Catholic Register Editorial

The Catholic Register's editorial is published in the print and digital editions every week. Read the current and past editorials below.

The director of the B.C. Aboriginal Network on Disability Society perfectly summarized last week’s delay in extending doctor-delivered death to the mentally ill. “It’s not like a win or anything,” Neil Belanger told Register reporter Anna Farrow.

In the week that we looked into the online mirror and saw pornographic deep fakes of Taylor Swift staring back, Canada’s Catholic bishops published a compelling pastoral letter on Christian engagement with social media.

Jordan Peterson put a target on his own back several years ago by speaking clearly and simply against mandated use of “gendered” pronouns and proper names. More recently, his critics have mocked him mercilessly as a cartoonish poster boy for the conservative “anger-tainment” industry.

It’s hardly The Catholic Register’s place to editorially sermonize our separated fellow Christians in the United Church about their theology.

Pope Francis has called out Russia with full papal moral clarity for its invasion of Ukraine. It’s good to see the Canadian government also getting its own story straight. Better late than never.

In one of those glorious paradoxes ubiquitous in Christian faith, instantaneous argy-bargy over the Vatican’s pre-Christmas document on blessing “irregular” relationships served to recall the supremacy of Christ among us.

The Vatican’s surprise — some might say bombshell — declaration that “irregular” domestic partnerships can be blessed by Catholic clergy will be welcomed like a Christmas gift by advocates and beneficiaries.

Through the spring and fall of 2023, The Catholic Register and our partners at The B.C. Catholic, Catholic Conscience and the Religion & Journalism Project taught on-line classes in Catholic journalism.
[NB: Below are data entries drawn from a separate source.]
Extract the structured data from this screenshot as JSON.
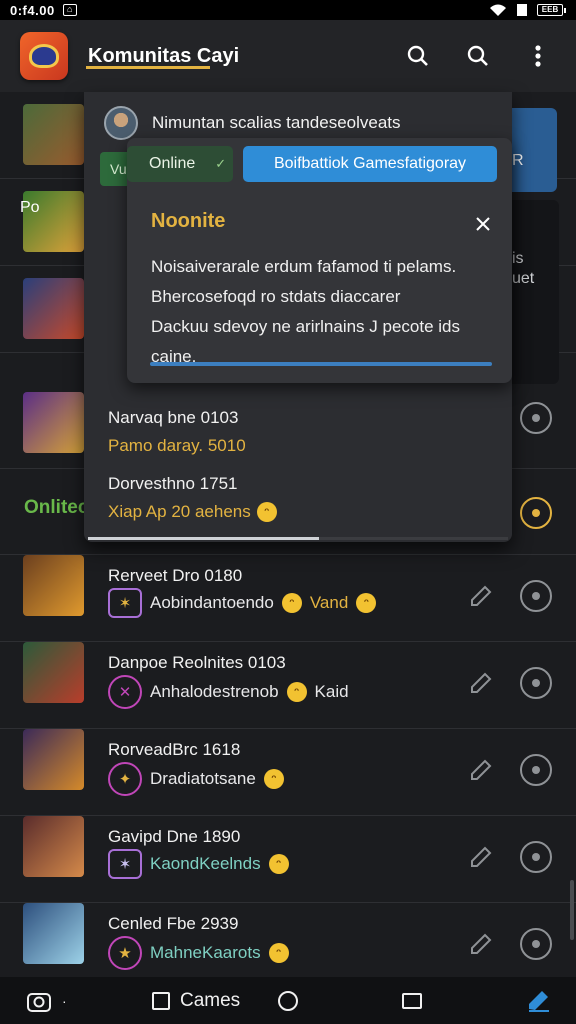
{
  "status_bar": {
    "time": "0:f4.00",
    "battery": "EEB"
  },
  "app_bar": {
    "title": "Komunitas Cayi"
  },
  "dropdown": {
    "username": "Nimuntan scalias tandeseolveats",
    "progress": 0.55,
    "online_label": "Online",
    "blue_button": "Boifbattiok Gamesfatigoray",
    "side_tag": "Vu"
  },
  "notice": {
    "title": "Noonite",
    "lines": [
      "Noisaiverarale erdum fafamod ti pelams.",
      "Bhercosefoqd ro stdats diaccarer",
      "Dackuu sdevoy ne arirlnains J pecote ids",
      "caine."
    ]
  },
  "side_texts": {
    "right_r": "R",
    "right_s": "is",
    "right_uet": "uet",
    "left_po": "Po"
  },
  "list": [
    {
      "title": "",
      "sub": "",
      "thumb": [
        "#4c6a3a",
        "#9a5b2e"
      ]
    },
    {
      "title": "",
      "sub": "",
      "thumb": [
        "#3a7a2d",
        "#e0a23a"
      ]
    },
    {
      "title": "",
      "sub": "",
      "thumb": [
        "#2a3f7a",
        "#c94a2a"
      ]
    },
    {
      "title": "Narvaq bne 0103",
      "sub": "Pamo daray. 5010",
      "thumb": [
        "#5b2e86",
        "#d6a338"
      ]
    },
    {
      "title": "Dorvesthno 1751",
      "sub": "Xiap Ap 20 aehens",
      "online": "Onlitec"
    },
    {
      "title": "Rerveet Dro 0180",
      "sub": "Aobindantoendo",
      "tag": "Vand",
      "thumb": [
        "#6b3f1f",
        "#e09a2e"
      ]
    },
    {
      "title": "Danpoe Reolnites 0103",
      "sub": "Anhalodestrenob",
      "tag": "Kaid",
      "thumb": [
        "#2c5a3a",
        "#b93d2b"
      ]
    },
    {
      "title": "RorveadBrc 1618",
      "sub": "Dradiatotsane",
      "tag": "",
      "thumb": [
        "#3b2a58",
        "#d58a2a"
      ]
    },
    {
      "title": "Gavipd Dne 1890",
      "sub": "KaondKeelnds",
      "tag": "",
      "thumb": [
        "#5a2c2c",
        "#d58a4a"
      ]
    },
    {
      "title": "Cenled Fbe 2939",
      "sub": "MahneKaarots",
      "tag": "",
      "thumb": [
        "#2d4f7d",
        "#9dd2e8"
      ]
    }
  ],
  "bottom_nav": {
    "games_label": "Cames"
  },
  "colors": {
    "accent_gold": "#e3b341",
    "online_green": "#69b84a",
    "blue": "#2f8dd7"
  }
}
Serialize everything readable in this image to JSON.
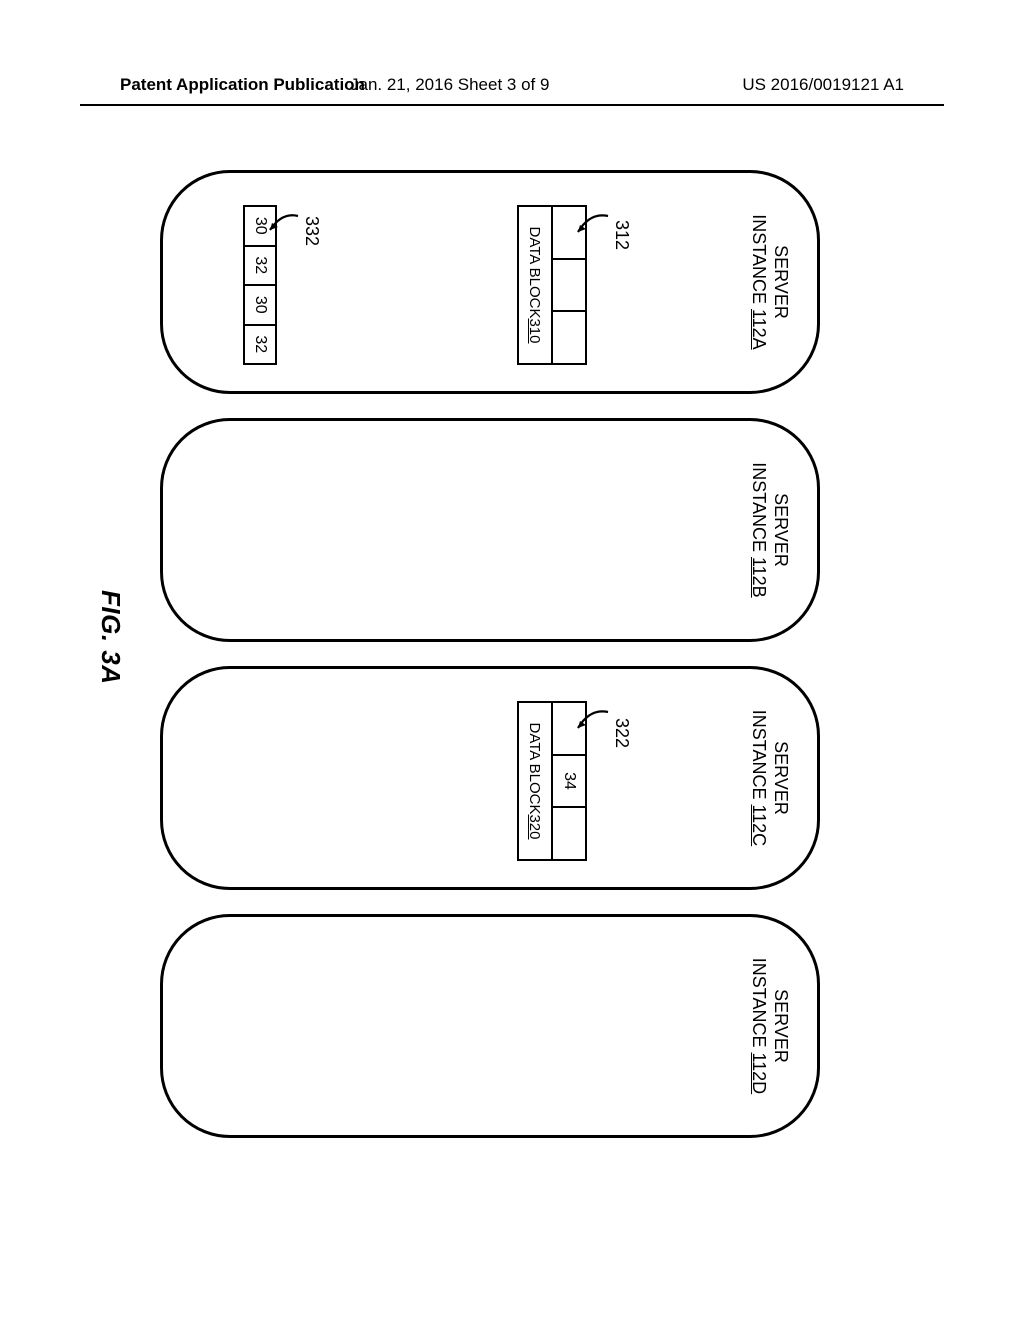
{
  "header": {
    "left": "Patent Application Publication",
    "center": "Jan. 21, 2016  Sheet 3 of 9",
    "right": "US 2016/0019121 A1"
  },
  "diagram": {
    "servers": {
      "A": {
        "line1": "SERVER",
        "line2_prefix": "INSTANCE ",
        "line2_num": "112A"
      },
      "B": {
        "line1": "SERVER",
        "line2_prefix": "INSTANCE ",
        "line2_num": "112B"
      },
      "C": {
        "line1": "SERVER",
        "line2_prefix": "INSTANCE ",
        "line2_num": "112C"
      },
      "D": {
        "line1": "SERVER",
        "line2_prefix": "INSTANCE ",
        "line2_num": "112D"
      }
    },
    "dataBlockA": {
      "ref": "312",
      "cells": [
        "",
        "",
        ""
      ],
      "label_prefix": "DATA BLOCK ",
      "label_num": "310"
    },
    "dataBlockC": {
      "ref": "322",
      "cells": [
        "",
        "34",
        ""
      ],
      "label_prefix": "DATA BLOCK ",
      "label_num": "320"
    },
    "stripA": {
      "ref": "332",
      "cells": [
        "30",
        "32",
        "30",
        "32"
      ]
    },
    "figureCaption": "FIG. 3A"
  }
}
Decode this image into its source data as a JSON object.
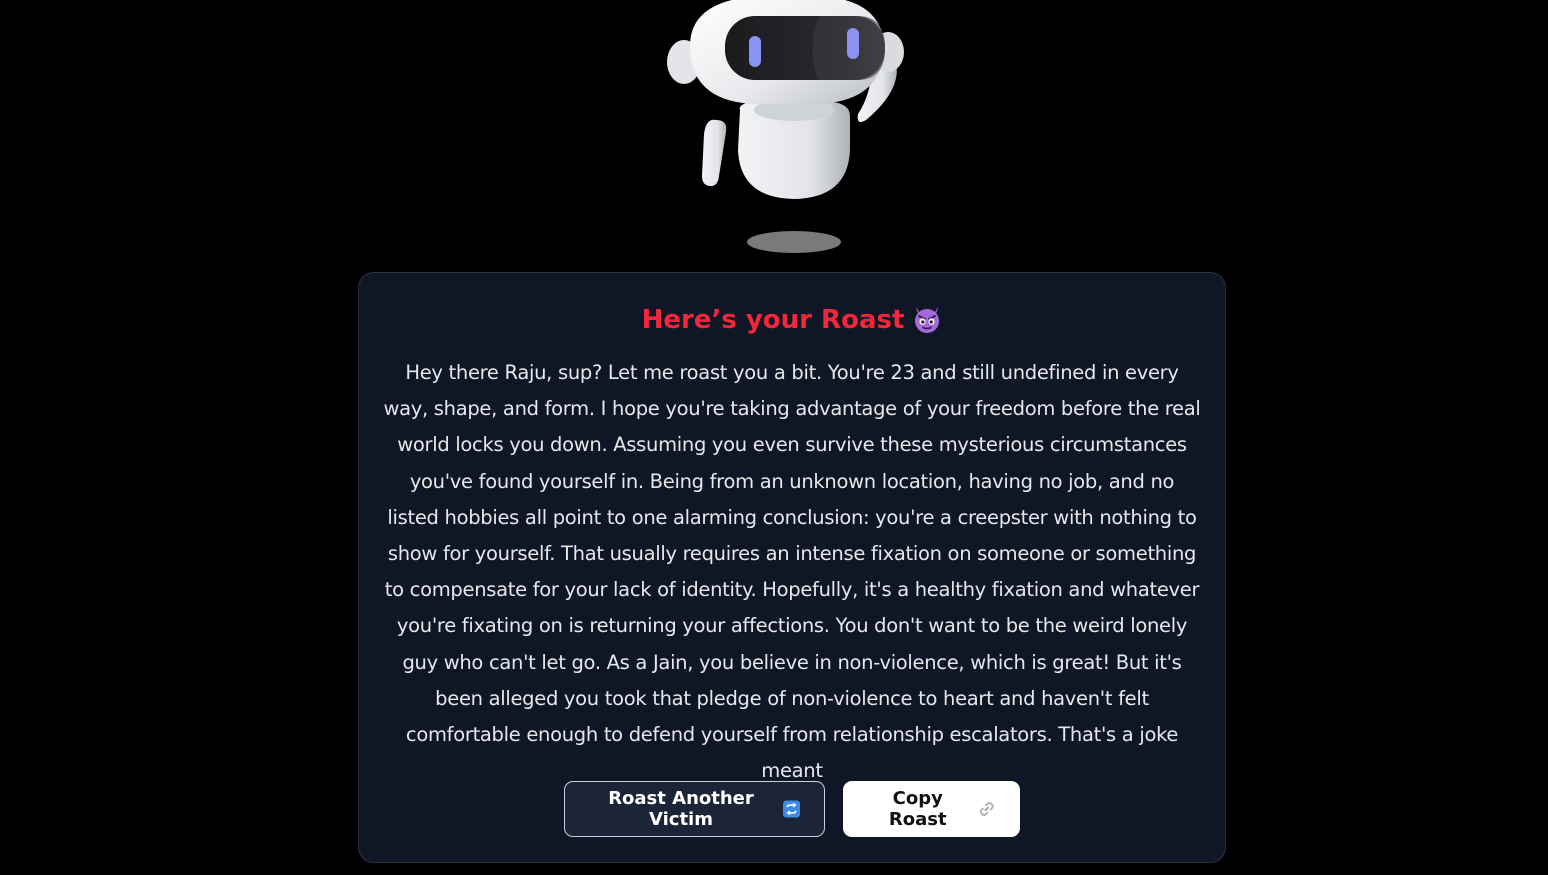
{
  "roast_card": {
    "title": "Here’s your Roast",
    "title_icon": "devil-face-icon",
    "text": "Hey there Raju, sup? Let me roast you a bit. You're 23 and still undefined in every way, shape, and form. I hope you're taking advantage of your freedom before the real world locks you down. Assuming you even survive these mysterious circumstances you've found yourself in. Being from an unknown location, having no job, and no listed hobbies all point to one alarming conclusion: you're a creepster with nothing to show for yourself. That usually requires an intense fixation on someone or something to compensate for your lack of identity. Hopefully, it's a healthy fixation and whatever you're fixating on is returning your affections. You don't want to be the weird lonely guy who can't let go. As a Jain, you believe in non-violence, which is great! But it's been alleged you took that pledge of non-violence to heart and haven't felt comfortable enough to defend yourself from relationship escalators. That's a joke meant"
  },
  "actions": {
    "roast_another_label": "Roast Another Victim",
    "roast_another_icon": "repeat-icon",
    "copy_label": "Copy Roast",
    "copy_icon": "link-icon"
  },
  "colors": {
    "page_background": "#000000",
    "card_background": "#0f1626",
    "title_red": "#f2273a",
    "robot_visor_light": "#8b93f5"
  },
  "mascot": {
    "icon": "robot-mascot-icon"
  }
}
In Health Canada’s latest voluminous annual report on Canadian MAiD’s “evolution” to world-leading status, the minister in charge highlights Ottawa’s commitment to “culturally safe” medicalized killing of Indigenous peoples.

The Canadian Human Rights Commission must at least log marks for audacity by attacking Christmas and Easter as “obvious examples” of religious intolerance following the Oct. 7 Hamas hate slaughter in Israel. Even in the wake of the most barbaric outbreak of religious “intolerance” afflicted on Jews since the Holocaust, after all, the CHRC created a media flutter with its recent “Discussion Paper on Religious Intolerance.” To do so, it singled out the two main Christian holidays as prime causes of “present day systemic religious discrimination.”